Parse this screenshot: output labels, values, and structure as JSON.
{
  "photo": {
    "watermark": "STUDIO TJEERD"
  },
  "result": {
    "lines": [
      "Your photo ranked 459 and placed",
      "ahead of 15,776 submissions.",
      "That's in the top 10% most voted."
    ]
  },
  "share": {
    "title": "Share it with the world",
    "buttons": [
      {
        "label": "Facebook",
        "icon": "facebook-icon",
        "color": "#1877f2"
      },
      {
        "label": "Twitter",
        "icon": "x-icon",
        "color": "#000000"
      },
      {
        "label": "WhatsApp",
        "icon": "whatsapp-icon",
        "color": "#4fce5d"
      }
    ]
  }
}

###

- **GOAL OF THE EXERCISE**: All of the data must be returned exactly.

- **ANSWER AREA**:
Parse this screenshot: output labels, values, and structure as JSON.
{
  "photo": {
    "watermark": "STUDIO TJEERD"
  },
  "result": {
    "lines": [
      "Your photo ranked 459 and placed",
      "ahead of 15,776 submissions.",
      "That's in the top 10% most voted."
    ]
  },
  "share": {
    "title": "Share it with the world",
    "buttons": [
      {
        "label": "Facebook",
        "icon": "facebook-icon",
        "color": "#1877f2"
      },
      {
        "label": "Twitter",
        "icon": "x-icon",
        "color": "#000000"
      },
      {
        "label": "WhatsApp",
        "icon": "whatsapp-icon",
        "color": "#4fce5d"
      }
    ]
  }
}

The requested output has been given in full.